Pacific Porsche hosted a little preview of Saturday's official unveiling of the all-new 2011 Porsche Cayenne – smaller, sleeker and superior to its predecessor in almost every way.
Pacific had several of them, enough to let everyone climb all over them... and drive them. The new model is better in every appreciable way, but partuclarly in the styling department. The new one instantly makes the old one look dated, with a revised snout that mimics the Panamera fascia and a center stack inside that again echos Porsche's newest sedan.
Pacific also had a few V6 Panameras in stock, allowing patrons to test drive them, along with the V8 versions. While the V8-powered four-doors start around $100,000, the V6 Panamera and Panamera 4 were priced at 71 and 78 respectively.
That's quite a price disparity for two extra cylinders, but by making a few V8-standard features options on the V6, Porsche now offers a much more affordable sedan to compete with the Mercedes CLS among others.
Tells that that Panamera in your mirrors is a budget-edition bent-six include the black window trim on the V6 as well as the black brake calipers. Porsche uses a black/silver/red/yellow brake hierarchy to signify base, S, Turbo and Turbo S or special in its lineup.
True to form, the new Panamera V6 gets the black calipers, while the S model gets the V8 and silver binders. Step up to the Turbo and you get the reds. A 911 Turbo also on hand had the yellow calipers, which made us do a double- and triple-take before we realized we were actually looking at the new 2011 Turbo S!
This new-for-2011 model adds 30 horsepower to the Turbo's 500 hp rating, and about 50 grand to the sticker. The one that Pacific had on hand was an all black cabriolet that stickered for 180,000. It had those sick center-lock RS Spyder wheels done up in body-color matching gloss black, which added 1490 bucks to the bottom line.
The 2011 Porsche Turbo S comes standard with awd, the Sport Chrono package, Torque Vectoring, PSM, ABS, ASR, PASM, the Porsche Composite Ceramic brakes (with yellow calipers) and Porsche's PDK dual-clutch, paddle-shift transmission.
As if that wasn't enough, Pacific also rolled out the new Boxster Spyder and a gray and red GT3 RS. Talk about overkill.

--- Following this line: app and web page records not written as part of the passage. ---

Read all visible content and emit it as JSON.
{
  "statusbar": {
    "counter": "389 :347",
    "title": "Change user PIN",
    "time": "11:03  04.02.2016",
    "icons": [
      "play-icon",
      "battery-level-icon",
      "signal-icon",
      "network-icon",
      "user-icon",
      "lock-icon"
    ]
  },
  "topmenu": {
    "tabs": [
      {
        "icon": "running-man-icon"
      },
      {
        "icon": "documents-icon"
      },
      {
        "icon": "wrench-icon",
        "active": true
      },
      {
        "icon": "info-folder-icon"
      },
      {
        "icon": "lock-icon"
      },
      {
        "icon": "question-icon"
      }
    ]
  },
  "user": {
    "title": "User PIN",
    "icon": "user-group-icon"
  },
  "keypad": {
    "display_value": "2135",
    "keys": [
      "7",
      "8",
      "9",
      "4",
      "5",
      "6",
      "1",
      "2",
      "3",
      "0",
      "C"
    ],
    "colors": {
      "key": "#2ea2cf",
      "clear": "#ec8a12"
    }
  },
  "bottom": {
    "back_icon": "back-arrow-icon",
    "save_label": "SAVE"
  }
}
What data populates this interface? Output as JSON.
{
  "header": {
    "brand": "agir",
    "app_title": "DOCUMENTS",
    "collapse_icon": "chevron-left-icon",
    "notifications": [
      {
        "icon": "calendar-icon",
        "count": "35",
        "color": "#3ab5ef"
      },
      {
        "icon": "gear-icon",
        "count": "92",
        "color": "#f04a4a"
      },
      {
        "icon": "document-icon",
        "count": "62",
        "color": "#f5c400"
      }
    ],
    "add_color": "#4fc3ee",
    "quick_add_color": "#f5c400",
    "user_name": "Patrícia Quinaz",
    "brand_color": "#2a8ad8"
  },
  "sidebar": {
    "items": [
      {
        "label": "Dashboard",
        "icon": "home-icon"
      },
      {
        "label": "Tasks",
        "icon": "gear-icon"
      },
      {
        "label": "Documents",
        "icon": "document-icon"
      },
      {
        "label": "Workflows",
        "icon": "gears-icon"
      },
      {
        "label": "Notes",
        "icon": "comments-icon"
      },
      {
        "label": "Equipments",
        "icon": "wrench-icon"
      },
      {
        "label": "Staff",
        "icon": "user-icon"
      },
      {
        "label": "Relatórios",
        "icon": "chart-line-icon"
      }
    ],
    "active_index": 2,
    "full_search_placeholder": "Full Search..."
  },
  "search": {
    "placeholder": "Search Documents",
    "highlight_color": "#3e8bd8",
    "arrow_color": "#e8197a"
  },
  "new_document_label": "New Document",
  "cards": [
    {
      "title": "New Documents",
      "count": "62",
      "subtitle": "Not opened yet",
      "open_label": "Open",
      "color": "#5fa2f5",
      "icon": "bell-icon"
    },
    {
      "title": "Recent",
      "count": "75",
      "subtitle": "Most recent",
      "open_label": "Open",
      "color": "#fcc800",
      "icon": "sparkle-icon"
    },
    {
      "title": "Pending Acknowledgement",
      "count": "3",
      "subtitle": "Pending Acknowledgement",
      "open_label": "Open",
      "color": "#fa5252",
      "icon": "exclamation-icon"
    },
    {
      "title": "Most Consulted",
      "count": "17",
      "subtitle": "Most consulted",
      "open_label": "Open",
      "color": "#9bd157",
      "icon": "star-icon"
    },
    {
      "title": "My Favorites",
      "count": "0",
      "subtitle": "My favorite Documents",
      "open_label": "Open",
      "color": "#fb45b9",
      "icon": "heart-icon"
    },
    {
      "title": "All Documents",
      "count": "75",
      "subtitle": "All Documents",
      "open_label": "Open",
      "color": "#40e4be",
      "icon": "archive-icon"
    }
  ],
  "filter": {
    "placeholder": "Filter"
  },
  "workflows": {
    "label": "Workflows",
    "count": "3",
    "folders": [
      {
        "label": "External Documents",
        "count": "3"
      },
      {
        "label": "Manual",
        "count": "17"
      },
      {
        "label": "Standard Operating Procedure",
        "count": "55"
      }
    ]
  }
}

The Boxster Spyder is the new lightweight, roadster version of the popular convertible, with extra oomph and fewer doodads. It is the lightest Porsche in their model lineup, weighing in at just 2,811 pounds, or 176 less than the Boxster S. In true Spyder form, the occasional use canvas top limits top speed to just 125 miles per hour. Unsnap the two-piece toupee and top speed rises to 166 mph.
Porsche expects this car to go topless the vast majority of the time, and when that top is stowed under the new one-piece rear bootlid, you see the other major styling difference – the double bubble rear deck that evokes memories of the Carrera GT as much as it does the single bulges on some 550 Spyders, RS and RSK models.
It's the hardcore Boxster S with a temporary top that isn't approved for carwashes. Lighter, with ten more hp from its 3.4-liter flat-6 (now 320), the Spyder starts at $61,200. Air conditioning is a $1,760 option.
The GT3 RS deserves a mention here too. This is the car that debuted at the Frankfurt Motor Show last September, the car on the stand still showing the road grime from its 180+ mile-per-hour drive into Frankfurt after the car was completed the day before the show in Stuttgart. The transport truck wouldn't have gotten it there fast enough.
This all-new 911 GT3 RS features the new 3.8-liter flat-six that produces 450 horsepower. That's 15 more than the regular GT3. It comes only with the six-speed manual and is instantly recognizable for its tall carbon fiber rear wing and its contrasting paint schemes.
The 2010 911 GT3 RS was also one of the first applications of Porsche's new lithium-ion battery option that sheds another 22 pounds from the car's 3,020-lb curb weight. The 911 GT3 RS started showing up a couple of months ago with a price tag of $132,800.
So five new models to keep us entertained, along with plenty of food and drink, and wonderfully hospitable and patient hostesses – It was a pretty great event.